Chris Busby, from Liverpool University, northwest England, and a founder of environmental consultancy Green Audit, told the newspaper he believed "uranium aerosols" from Iraq were released into the atmosphere and blown across Europe.

"This research shows that rather than remaining near the target as claimed by the military, depleted uranium weapons contaminate both locals and whole populations hundreds to thousands of miles away," he said.

The Ministry of Defence in London dismissed the claims as "unfeasible", instead insisting that the results were a coincidence and probably came from other, local sources.

Experts from Britain's leading science body, the Royal Academy, disputed the claims that depleted uranium could be the reason behind the temporary increase in radiation levels, according to the newspaper.

Instead, they reportedly said it could have come from natural uranium in the soil.

Depleted uranium is found in so-called "tank-busting" munitions because of its ability to pierce armour but is controversial because of its potential effect on human health.

It has been the subject of a number of studies and cited by some as being one of the possible causes of "Gulf War Syndrome", an umbrella term for a number of illnesses suffered by veterans of the first Iraq war in 1991.

Source: Agence France-Presse

Related Links
-

Water Cut Off For 20 000 People After Latest Chinese River Toxic Spill
Beijing (AFP) Feb 19, 2006
Water supplies have been cut off to 20,000 people after another toxic chemical spill into a Chinese river, state press said Friday.

.
Get Our Free Newsletters Via Email
  



  • Scientists Say California Quake Could Cause Katrina II
  • US Troops Join Landslide Rescue As Buried School Is Located
  • Cornell, WCMC And LockMart To Create Plan To Manage Mass Casualties In Disasters
  • Experiment To Test Crisis Planning

  • The Arctic And Global Warming
  • Late Pleistocene Americans Faced Chaotic Climate Change Environments
  • Ancient Climate Studies Suggest Earth On Fast Track To Global Warming
  • Antarctic Snow Inaccurate Temperature Archive
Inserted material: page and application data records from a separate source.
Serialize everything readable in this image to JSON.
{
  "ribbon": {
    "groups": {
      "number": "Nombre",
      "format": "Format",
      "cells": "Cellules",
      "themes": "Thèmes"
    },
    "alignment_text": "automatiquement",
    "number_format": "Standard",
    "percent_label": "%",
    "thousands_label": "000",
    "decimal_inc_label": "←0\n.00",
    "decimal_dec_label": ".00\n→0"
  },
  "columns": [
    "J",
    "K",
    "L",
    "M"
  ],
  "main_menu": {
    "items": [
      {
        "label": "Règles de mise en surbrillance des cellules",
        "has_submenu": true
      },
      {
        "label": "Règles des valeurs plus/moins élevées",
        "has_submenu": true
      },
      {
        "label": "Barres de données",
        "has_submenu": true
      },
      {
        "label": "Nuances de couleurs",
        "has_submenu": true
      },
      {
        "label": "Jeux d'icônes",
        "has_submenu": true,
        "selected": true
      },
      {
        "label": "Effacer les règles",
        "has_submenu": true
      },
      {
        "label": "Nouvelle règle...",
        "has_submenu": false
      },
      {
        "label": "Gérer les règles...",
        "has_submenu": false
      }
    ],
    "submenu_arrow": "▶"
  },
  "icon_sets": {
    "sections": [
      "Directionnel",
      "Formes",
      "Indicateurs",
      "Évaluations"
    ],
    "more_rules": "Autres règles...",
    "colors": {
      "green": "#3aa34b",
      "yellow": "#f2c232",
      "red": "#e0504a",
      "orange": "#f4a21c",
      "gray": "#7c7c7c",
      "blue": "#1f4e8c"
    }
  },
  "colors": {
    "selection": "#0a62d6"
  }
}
  • Earth From Space: Copenhagen, Denmark
  • ALOS Captures First Image of Fujiyama
  • Southern Greenland Glaciers Dumping Ice Faster
  • NASA Satellite Technology Helps Fight Invasive Plant Species
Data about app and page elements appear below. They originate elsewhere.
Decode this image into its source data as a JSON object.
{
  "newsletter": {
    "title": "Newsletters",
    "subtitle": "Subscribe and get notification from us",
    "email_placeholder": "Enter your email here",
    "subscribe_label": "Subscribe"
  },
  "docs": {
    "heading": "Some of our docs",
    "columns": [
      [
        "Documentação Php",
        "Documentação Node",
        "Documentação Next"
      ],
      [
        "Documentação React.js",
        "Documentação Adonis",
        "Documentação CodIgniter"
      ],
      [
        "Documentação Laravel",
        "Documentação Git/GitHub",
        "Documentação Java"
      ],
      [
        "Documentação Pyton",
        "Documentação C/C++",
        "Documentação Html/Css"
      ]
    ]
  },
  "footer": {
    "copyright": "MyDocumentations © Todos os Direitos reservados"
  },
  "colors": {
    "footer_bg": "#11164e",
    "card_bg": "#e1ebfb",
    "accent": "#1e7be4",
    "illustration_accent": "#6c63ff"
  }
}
  • Environmental Metagenomics Tapping Opportunities For Clean Energy
  • Walker's World: EU's Bold Caucasus Bid
  • Garbage Truck Industry Ponders Move To LNG
  • Nuclear Fusion On A Tabletop

  • Grants Put ANU In Bird Flu Fight Frontline
  • New Influenza Vaccine Takes Weeks To Mass Produce
  • Bird Flu Hits Western Europe
  • Bird Flue Hits Africa

  • Electric ESP
  • Tree Of Life Project Grows More Leaves And Branches
  • First Wolverine Radio-Collared In Pacific Northwest
  • China's Endangered Monkeys Make A Comeback

  • Fourfold Increase In British Radiation Levels After Iraq Invasion
  • Water Cut Off For 20,000 People After Latest Chinese River Toxic Spill
  • China To Step Up Environmental Protection Efforts
  • Disturbing Former Farmlands Can Rouse Old Pesticides

  • Early Human Ancestors Walked On The Wild Side
  • East Africa's Rapid Development Presents Complex Push And Pull
  • Early Humans On The Menu
  • Scientists Discuss Evolutionary Roots Of Social Behavior

  • The content herein, unless otherwise known to be public domain, are Copyright 1995-2006 - SpaceDaily.AFP and UPI Wire Stories are copyright Agence France-Presse and United Press International. ESA PortalReports are copyright European Space Agency. All NASA sourced material is public domain. Additionalcopyrights may apply in whole or part to other bona fide parties. Advertising does not imply endorsement,agreement or approval of any opinions, statements or information provided by SpaceDaily on any Web page published or hosted by SpaceDaily. Privacy Statement